▶ _TASK_
All of the data needs to be printed again, exactly as written.

▶ _MATERIAL FOR THIS TASK_
[Start of Attachment]
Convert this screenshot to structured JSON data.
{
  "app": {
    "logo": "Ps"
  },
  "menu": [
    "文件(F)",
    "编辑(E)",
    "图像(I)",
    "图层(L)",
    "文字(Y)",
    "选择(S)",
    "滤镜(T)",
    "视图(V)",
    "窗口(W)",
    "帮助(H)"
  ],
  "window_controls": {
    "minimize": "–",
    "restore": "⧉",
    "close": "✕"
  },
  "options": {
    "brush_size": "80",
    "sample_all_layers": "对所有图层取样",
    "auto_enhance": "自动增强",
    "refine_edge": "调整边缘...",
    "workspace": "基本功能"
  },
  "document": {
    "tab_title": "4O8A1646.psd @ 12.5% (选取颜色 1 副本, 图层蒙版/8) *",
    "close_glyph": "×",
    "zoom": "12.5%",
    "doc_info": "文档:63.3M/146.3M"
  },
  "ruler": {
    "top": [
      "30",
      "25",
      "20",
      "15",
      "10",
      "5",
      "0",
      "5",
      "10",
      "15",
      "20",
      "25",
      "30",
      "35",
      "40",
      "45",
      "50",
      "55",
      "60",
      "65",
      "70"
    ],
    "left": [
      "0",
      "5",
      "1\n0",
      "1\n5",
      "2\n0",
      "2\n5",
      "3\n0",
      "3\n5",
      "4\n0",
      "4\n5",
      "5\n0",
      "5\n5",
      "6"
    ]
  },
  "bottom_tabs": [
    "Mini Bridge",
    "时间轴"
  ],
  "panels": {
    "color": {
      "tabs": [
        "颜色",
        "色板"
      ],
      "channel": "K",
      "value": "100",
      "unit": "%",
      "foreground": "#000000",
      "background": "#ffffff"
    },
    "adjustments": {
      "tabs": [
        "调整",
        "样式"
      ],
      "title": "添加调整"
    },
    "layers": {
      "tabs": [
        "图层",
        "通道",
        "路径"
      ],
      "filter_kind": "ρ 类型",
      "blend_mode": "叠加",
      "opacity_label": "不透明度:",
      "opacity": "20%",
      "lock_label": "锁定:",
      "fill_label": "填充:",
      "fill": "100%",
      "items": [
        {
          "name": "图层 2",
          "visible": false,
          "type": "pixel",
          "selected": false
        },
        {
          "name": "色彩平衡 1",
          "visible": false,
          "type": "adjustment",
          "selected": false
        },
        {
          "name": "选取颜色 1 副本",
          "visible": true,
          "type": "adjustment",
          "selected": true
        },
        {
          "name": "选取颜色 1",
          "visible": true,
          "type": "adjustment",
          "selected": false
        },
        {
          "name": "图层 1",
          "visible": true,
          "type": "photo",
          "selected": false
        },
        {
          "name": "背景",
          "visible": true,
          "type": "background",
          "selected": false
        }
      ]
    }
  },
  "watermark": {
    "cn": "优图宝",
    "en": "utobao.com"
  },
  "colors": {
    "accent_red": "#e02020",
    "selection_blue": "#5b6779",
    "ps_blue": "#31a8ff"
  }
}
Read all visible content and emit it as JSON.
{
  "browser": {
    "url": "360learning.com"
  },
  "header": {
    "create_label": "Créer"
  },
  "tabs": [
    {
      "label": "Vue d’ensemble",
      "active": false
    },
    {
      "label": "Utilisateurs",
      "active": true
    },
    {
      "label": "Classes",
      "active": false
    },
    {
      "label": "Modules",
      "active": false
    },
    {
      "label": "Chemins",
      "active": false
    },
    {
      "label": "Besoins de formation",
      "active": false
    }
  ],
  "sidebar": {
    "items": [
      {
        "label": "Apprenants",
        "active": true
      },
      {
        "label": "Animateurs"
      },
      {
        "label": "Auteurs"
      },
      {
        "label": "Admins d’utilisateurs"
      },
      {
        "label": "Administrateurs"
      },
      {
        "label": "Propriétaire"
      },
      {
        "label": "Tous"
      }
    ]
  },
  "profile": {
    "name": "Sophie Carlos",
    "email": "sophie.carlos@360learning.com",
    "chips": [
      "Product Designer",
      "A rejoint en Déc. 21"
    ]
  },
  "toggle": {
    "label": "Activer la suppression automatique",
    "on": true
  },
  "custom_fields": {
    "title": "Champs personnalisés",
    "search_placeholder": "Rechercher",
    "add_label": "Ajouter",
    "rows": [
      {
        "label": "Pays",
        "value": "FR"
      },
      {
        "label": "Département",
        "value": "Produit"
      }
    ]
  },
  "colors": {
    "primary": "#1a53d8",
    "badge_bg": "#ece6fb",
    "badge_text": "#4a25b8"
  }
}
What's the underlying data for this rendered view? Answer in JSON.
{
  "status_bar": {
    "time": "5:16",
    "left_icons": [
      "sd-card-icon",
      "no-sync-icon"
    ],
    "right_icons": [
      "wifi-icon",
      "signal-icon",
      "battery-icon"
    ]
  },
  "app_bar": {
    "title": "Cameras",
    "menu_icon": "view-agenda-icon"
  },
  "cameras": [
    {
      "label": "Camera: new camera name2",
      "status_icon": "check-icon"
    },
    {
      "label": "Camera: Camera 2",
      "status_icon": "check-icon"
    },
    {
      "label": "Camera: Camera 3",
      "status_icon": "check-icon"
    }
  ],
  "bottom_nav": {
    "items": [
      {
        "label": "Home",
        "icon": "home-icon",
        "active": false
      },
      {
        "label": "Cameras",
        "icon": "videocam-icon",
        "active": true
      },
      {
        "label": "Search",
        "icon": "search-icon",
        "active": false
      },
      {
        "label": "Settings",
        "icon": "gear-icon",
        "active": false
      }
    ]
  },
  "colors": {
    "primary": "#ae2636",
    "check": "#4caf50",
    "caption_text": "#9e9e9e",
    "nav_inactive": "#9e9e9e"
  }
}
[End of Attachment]
▶ _YOUR RESPONSE_
Convert this screenshot to structured JSON data.
{
  "app": {
    "logo": "Ps"
  },
  "menu": [
    "文件(F)",
    "编辑(E)",
    "图像(I)",
    "图层(L)",
    "文字(Y)",
    "选择(S)",
    "滤镜(T)",
    "视图(V)",
    "窗口(W)",
    "帮助(H)"
  ],
  "window_controls": {
    "minimize": "–",
    "restore": "⧉",
    "close": "✕"
  },
  "options": {
    "brush_size": "80",
    "sample_all_layers": "对所有图层取样",
    "auto_enhance": "自动增强",
    "refine_edge": "调整边缘...",
    "workspace": "基本功能"
  },
  "document": {
    "tab_title": "4O8A1646.psd @ 12.5% (选取颜色 1 副本, 图层蒙版/8) *",
    "close_glyph": "×",
    "zoom": "12.5%",
    "doc_info": "文档:63.3M/146.3M"
  },
  "ruler": {
    "top": [
      "30",
      "25",
      "20",
      "15",
      "10",
      "5",
      "0",
      "5",
      "10",
      "15",
      "20",
      "25",
      "30",
      "35",
      "40",
      "45",
      "50",
      "55",
      "60",
      "65",
      "70"
    ],
    "left": [
      "0",
      "5",
      "1\n0",
      "1\n5",
      "2\n0",
      "2\n5",
      "3\n0",
      "3\n5",
      "4\n0",
      "4\n5",
      "5\n0",
      "5\n5",
      "6"
    ]
  },
  "bottom_tabs": [
    "Mini Bridge",
    "时间轴"
  ],
  "panels": {
    "color": {
      "tabs": [
        "颜色",
        "色板"
      ],
      "channel": "K",
      "value": "100",
      "unit": "%",
      "foreground": "#000000",
      "background": "#ffffff"
    },
    "adjustments": {
      "tabs": [
        "调整",
        "样式"
      ],
      "title": "添加调整"
    },
    "layers": {
      "tabs": [
        "图层",
        "通道",
        "路径"
      ],
      "filter_kind": "ρ 类型",
      "blend_mode": "叠加",
      "opacity_label": "不透明度:",
      "opacity": "20%",
      "lock_label": "锁定:",
      "fill_label": "填充:",
      "fill": "100%",
      "items": [
        {
          "name": "图层 2",
          "visible": false,
          "type": "pixel",
          "selected": false
        },
        {
          "name": "色彩平衡 1",
          "visible": false,
          "type": "adjustment",
          "selected": false
        },
        {
          "name": "选取颜色 1 副本",
          "visible": true,
          "type": "adjustment",
          "selected": true
        },
        {
          "name": "选取颜色 1",
          "visible": true,
          "type": "adjustment",
          "selected": false
        },
        {
          "name": "图层 1",
          "visible": true,
          "type": "photo",
          "selected": false
        },
        {
          "name": "背景",
          "visible": true,
          "type": "background",
          "selected": false
        }
      ]
    }
  },
  "watermark": {
    "cn": "优图宝",
    "en": "utobao.com"
  },
  "colors": {
    "accent_red": "#e02020",
    "selection_blue": "#5b6779",
    "ps_blue": "#31a8ff"
  }
}
Read all visible content and emit it as JSON.
{
  "browser": {
    "url": "360learning.com"
  },
  "header": {
    "create_label": "Créer"
  },
  "tabs": [
    {
      "label": "Vue d’ensemble",
      "active": false
    },
    {
      "label": "Utilisateurs",
      "active": true
    },
    {
      "label": "Classes",
      "active": false
    },
    {
      "label": "Modules",
      "active": false
    },
    {
      "label": "Chemins",
      "active": false
    },
    {
      "label": "Besoins de formation",
      "active": false
    }
  ],
  "sidebar": {
    "items": [
      {
        "label": "Apprenants",
        "active": true
      },
      {
        "label": "Animateurs"
      },
      {
        "label": "Auteurs"
      },
      {
        "label": "Admins d’utilisateurs"
      },
      {
        "label": "Administrateurs"
      },
      {
        "label": "Propriétaire"
      },
      {
        "label": "Tous"
      }
    ]
  },
  "profile": {
    "name": "Sophie Carlos",
    "email": "sophie.carlos@360learning.com",
    "chips": [
      "Product Designer",
      "A rejoint en Déc. 21"
    ]
  },
  "toggle": {
    "label": "Activer la suppression automatique",
    "on": true
  },
  "custom_fields": {
    "title": "Champs personnalisés",
    "search_placeholder": "Rechercher",
    "add_label": "Ajouter",
    "rows": [
      {
        "label": "Pays",
        "value": "FR"
      },
      {
        "label": "Département",
        "value": "Produit"
      }
    ]
  },
  "colors": {
    "primary": "#1a53d8",
    "badge_bg": "#ece6fb",
    "badge_text": "#4a25b8"
  }
}
What's the underlying data for this rendered view? Answer in JSON.
{
  "status_bar": {
    "time": "5:16",
    "left_icons": [
      "sd-card-icon",
      "no-sync-icon"
    ],
    "right_icons": [
      "wifi-icon",
      "signal-icon",
      "battery-icon"
    ]
  },
  "app_bar": {
    "title": "Cameras",
    "menu_icon": "view-agenda-icon"
  },
  "cameras": [
    {
      "label": "Camera: new camera name2",
      "status_icon": "check-icon"
    },
    {
      "label": "Camera: Camera 2",
      "status_icon": "check-icon"
    },
    {
      "label": "Camera: Camera 3",
      "status_icon": "check-icon"
    }
  ],
  "bottom_nav": {
    "items": [
      {
        "label": "Home",
        "icon": "home-icon",
        "active": false
      },
      {
        "label": "Cameras",
        "icon": "videocam-icon",
        "active": true
      },
      {
        "label": "Search",
        "icon": "search-icon",
        "active": false
      },
      {
        "label": "Settings",
        "icon": "gear-icon",
        "active": false
      }
    ]
  },
  "colors": {
    "primary": "#ae2636",
    "check": "#4caf50",
    "caption_text": "#9e9e9e",
    "nav_inactive": "#9e9e9e"
  }
}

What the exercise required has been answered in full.